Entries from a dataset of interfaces
********
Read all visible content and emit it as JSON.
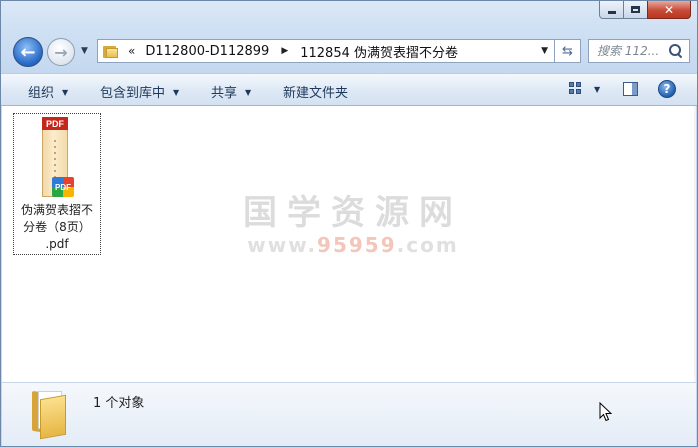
{
  "window": {
    "caption_buttons": {
      "minimize_icon": "minimize-icon",
      "maximize_icon": "maximize-icon",
      "close_icon": "close-icon",
      "close_glyph": "✕"
    }
  },
  "navigation": {
    "back_glyph": "←",
    "forward_glyph": "→",
    "history_dropdown_glyph": "▼",
    "address": {
      "overflow_glyph": "«",
      "crumbs": [
        "D112800-D112899",
        "112854 伪满贺表摺不分卷"
      ],
      "separator_glyph": "▶",
      "dropdown_glyph": "▼"
    },
    "refresh_glyph": "⇆",
    "search": {
      "placeholder": "搜索 112..."
    }
  },
  "command_bar": {
    "organize": "组织",
    "include_in_library": "包含到库中",
    "share": "共享",
    "new_folder": "新建文件夹",
    "dropdown_glyph": "▼",
    "help_glyph": "?"
  },
  "files": [
    {
      "name": "伪满贺表摺不分卷（8页）.pdf",
      "display_name": "伪满贺表摺不\n分卷（8页）\n.pdf",
      "icon": "pdf-file-icon",
      "banner": "PDF",
      "badge": "PDF"
    }
  ],
  "watermark": {
    "title": "国学资源网",
    "url_prefix": "www.",
    "url_highlight": "95959",
    "url_suffix": ".com"
  },
  "details_pane": {
    "count_text": "1 个对象"
  },
  "colors": {
    "frame": "#c4d8ef",
    "command_text": "#1e395b",
    "pdf_red": "#c4281c",
    "close_red": "#c74b38"
  }
}
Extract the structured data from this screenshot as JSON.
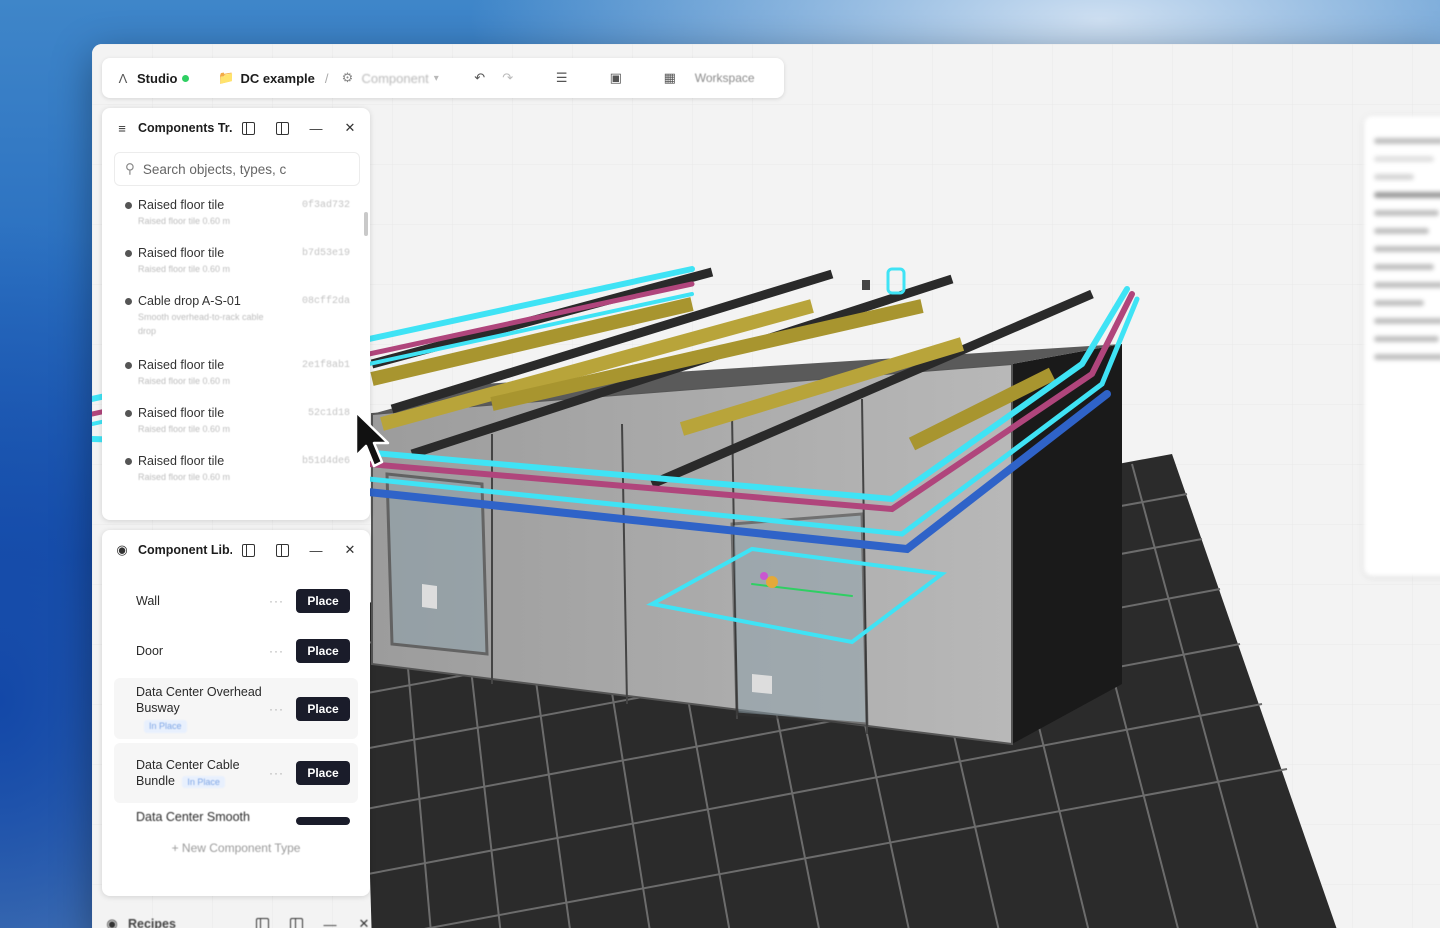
{
  "toolbar": {
    "app_name": "Studio",
    "project": "DC example",
    "component_menu": "Component",
    "workspace": "Workspace",
    "status_color": "#2fcf63"
  },
  "tree_panel": {
    "title": "Components Tr...",
    "search_placeholder": "Search objects, types, c",
    "items": [
      {
        "name": "Raised floor tile",
        "sub": "Raised floor tile 0.60 m",
        "id": "0f3ad732"
      },
      {
        "name": "Raised floor tile",
        "sub": "Raised floor tile 0.60 m",
        "id": "b7d53e19"
      },
      {
        "name": "Cable drop A-S-01",
        "sub": "Smooth overhead-to-rack cable drop",
        "id": "08cff2da"
      },
      {
        "name": "Raised floor tile",
        "sub": "Raised floor tile 0.60 m",
        "id": "2e1f8ab1"
      },
      {
        "name": "Raised floor tile",
        "sub": "Raised floor tile 0.60 m",
        "id": "52c1d18"
      },
      {
        "name": "Raised floor tile",
        "sub": "Raised floor tile 0.60 m",
        "id": "b51d4de6"
      }
    ]
  },
  "library_panel": {
    "title": "Component Lib...",
    "items": [
      {
        "name": "Wall",
        "tag": "",
        "button": "Place"
      },
      {
        "name": "Door",
        "tag": "",
        "button": "Place"
      },
      {
        "name": "Data Center Overhead Busway",
        "tag": "In Place",
        "button": "Place"
      },
      {
        "name": "Data Center Cable Bundle",
        "tag": "In Place",
        "button": "Place"
      },
      {
        "name": "Data Center Smooth",
        "tag": "",
        "button": ""
      }
    ],
    "new_type": "+ New Component Type"
  },
  "recipes_panel": {
    "title": "Recipes"
  },
  "colors": {
    "cable_cyan": "#3fe3f5",
    "cable_magenta": "#b0457c",
    "cable_blue": "#2f63c8",
    "tray_yellow": "#b8a43a",
    "rack_gray": "#a9a9a9",
    "place_button": "#1a1c2a"
  }
}
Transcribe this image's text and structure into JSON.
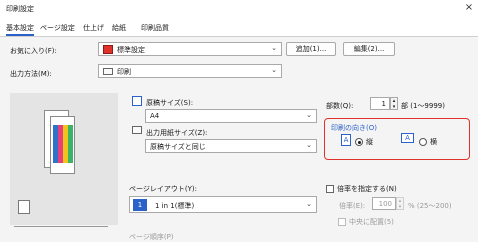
{
  "window": {
    "title": "印刷設定",
    "close_glyph": "×"
  },
  "tabs": [
    {
      "label": "基本設定"
    },
    {
      "label": "ページ設定"
    },
    {
      "label": "仕上げ"
    },
    {
      "label": "給紙"
    },
    {
      "label": "印刷品質"
    }
  ],
  "favorites": {
    "label": "お気に入り(F):",
    "value": "標準設定",
    "add_label": "追加(1)...",
    "edit_label": "編集(2)..."
  },
  "output": {
    "label": "出力方法(M):",
    "value": "印刷"
  },
  "original_size": {
    "label": "原稿サイズ(S):",
    "value": "A4"
  },
  "output_size": {
    "label": "出力用紙サイズ(Z):",
    "value": "原稿サイズと同じ"
  },
  "copies": {
    "label": "部数(Q):",
    "value": "1",
    "range": "部 (1〜9999)"
  },
  "orientation": {
    "label": "印刷の向き(O)",
    "portrait_label": "縦",
    "landscape_label": "横",
    "selected": "portrait"
  },
  "page_layout": {
    "label": "ページレイアウト(Y):",
    "value": "1 in 1(標準)",
    "number": "1"
  },
  "scaling": {
    "label": "倍率を指定する(N)",
    "ratio_label": "倍率(E):",
    "ratio_value": "100",
    "ratio_range": "% (25〜200)",
    "center_label": "中央に配置(5)"
  },
  "page_order_label": "ページ順序(P)",
  "icons": [
    "close-icon",
    "favorite-icon",
    "printer-icon",
    "original-size-icon",
    "output-size-icon",
    "portrait-icon",
    "landscape-icon",
    "layout-icon"
  ],
  "colors": {
    "accent": "#2a62c9",
    "highlight": "#e0322b"
  }
}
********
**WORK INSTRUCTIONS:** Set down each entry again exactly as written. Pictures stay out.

**WORKED SOLUTION:**
Read all visible content and emit it as JSON.
{
  "window": {
    "caption_buttons": {
      "minimize_icon": "minimize-icon",
      "maximize_icon": "maximize-icon",
      "close_icon": "close-icon",
      "close_glyph": "✕"
    }
  },
  "navigation": {
    "back_glyph": "←",
    "forward_glyph": "→",
    "history_dropdown_glyph": "▼",
    "address": {
      "overflow_glyph": "«",
      "crumbs": [
        "D112800-D112899",
        "112854 伪满贺表摺不分卷"
      ],
      "separator_glyph": "▶",
      "dropdown_glyph": "▼"
    },
    "refresh_glyph": "⇆",
    "search": {
      "placeholder": "搜索 112..."
    }
  },
  "command_bar": {
    "organize": "组织",
    "include_in_library": "包含到库中",
    "share": "共享",
    "new_folder": "新建文件夹",
    "dropdown_glyph": "▼",
    "help_glyph": "?"
  },
  "files": [
    {
      "name": "伪满贺表摺不分卷（8页）.pdf",
      "display_name": "伪满贺表摺不\n分卷（8页）\n.pdf",
      "icon": "pdf-file-icon",
      "banner": "PDF",
      "badge": "PDF"
    }
  ],
  "watermark": {
    "title": "国学资源网",
    "url_prefix": "www.",
    "url_highlight": "95959",
    "url_suffix": ".com"
  },
  "details_pane": {
    "count_text": "1 个对象"
  },
  "colors": {
    "frame": "#c4d8ef",
    "command_text": "#1e395b",
    "pdf_red": "#c4281c",
    "close_red": "#c74b38"
  }
}
Extract the structured data from this screenshot as JSON.
{
  "toolbar": {
    "app_name": "Studio",
    "project": "DC example",
    "component_menu": "Component",
    "workspace": "Workspace",
    "status_color": "#2fcf63"
  },
  "tree_panel": {
    "title": "Components Tr...",
    "search_placeholder": "Search objects, types, c",
    "items": [
      {
        "name": "Raised floor tile",
        "sub": "Raised floor tile 0.60 m",
        "id": "0f3ad732"
      },
      {
        "name": "Raised floor tile",
        "sub": "Raised floor tile 0.60 m",
        "id": "b7d53e19"
      },
      {
        "name": "Cable drop A-S-01",
        "sub": "Smooth overhead-to-rack cable drop",
        "id": "08cff2da"
      },
      {
        "name": "Raised floor tile",
        "sub": "Raised floor tile 0.60 m",
        "id": "2e1f8ab1"
      },
      {
        "name": "Raised floor tile",
        "sub": "Raised floor tile 0.60 m",
        "id": "52c1d18"
      },
      {
        "name": "Raised floor tile",
        "sub": "Raised floor tile 0.60 m",
        "id": "b51d4de6"
      }
    ]
  },
  "library_panel": {
    "title": "Component Lib...",
    "items": [
      {
        "name": "Wall",
        "tag": "",
        "button": "Place"
      },
      {
        "name": "Door",
        "tag": "",
        "button": "Place"
      },
      {
        "name": "Data Center Overhead Busway",
        "tag": "In Place",
        "button": "Place"
      },
      {
        "name": "Data Center Cable Bundle",
        "tag": "In Place",
        "button": "Place"
      },
      {
        "name": "Data Center Smooth",
        "tag": "",
        "button": ""
      }
    ],
    "new_type": "+ New Component Type"
  },
  "recipes_panel": {
    "title": "Recipes"
  },
  "colors": {
    "cable_cyan": "#3fe3f5",
    "cable_magenta": "#b0457c",
    "cable_blue": "#2f63c8",
    "tray_yellow": "#b8a43a",
    "rack_gray": "#a9a9a9",
    "place_button": "#1a1c2a"
  }
}
Transcribe this image's text and structure into JSON.
{
  "window": {
    "title": "印刷設定",
    "close_glyph": "×"
  },
  "tabs": [
    {
      "label": "基本設定"
    },
    {
      "label": "ページ設定"
    },
    {
      "label": "仕上げ"
    },
    {
      "label": "給紙"
    },
    {
      "label": "印刷品質"
    }
  ],
  "favorites": {
    "label": "お気に入り(F):",
    "value": "標準設定",
    "add_label": "追加(1)...",
    "edit_label": "編集(2)..."
  },
  "output": {
    "label": "出力方法(M):",
    "value": "印刷"
  },
  "original_size": {
    "label": "原稿サイズ(S):",
    "value": "A4"
  },
  "output_size": {
    "label": "出力用紙サイズ(Z):",
    "value": "原稿サイズと同じ"
  },
  "copies": {
    "label": "部数(Q):",
    "value": "1",
    "range": "部 (1〜9999)"
  },
  "orientation": {
    "label": "印刷の向き(O)",
    "portrait_label": "縦",
    "landscape_label": "横",
    "selected": "portrait"
  },
  "page_layout": {
    "label": "ページレイアウト(Y):",
    "value": "1 in 1(標準)",
    "number": "1"
  },
  "scaling": {
    "label": "倍率を指定する(N)",
    "ratio_label": "倍率(E):",
    "ratio_value": "100",
    "ratio_range": "% (25〜200)",
    "center_label": "中央に配置(5)"
  },
  "page_order_label": "ページ順序(P)",
  "icons": [
    "close-icon",
    "favorite-icon",
    "printer-icon",
    "original-size-icon",
    "output-size-icon",
    "portrait-icon",
    "landscape-icon",
    "layout-icon"
  ],
  "colors": {
    "accent": "#2a62c9",
    "highlight": "#e0322b"
  }
}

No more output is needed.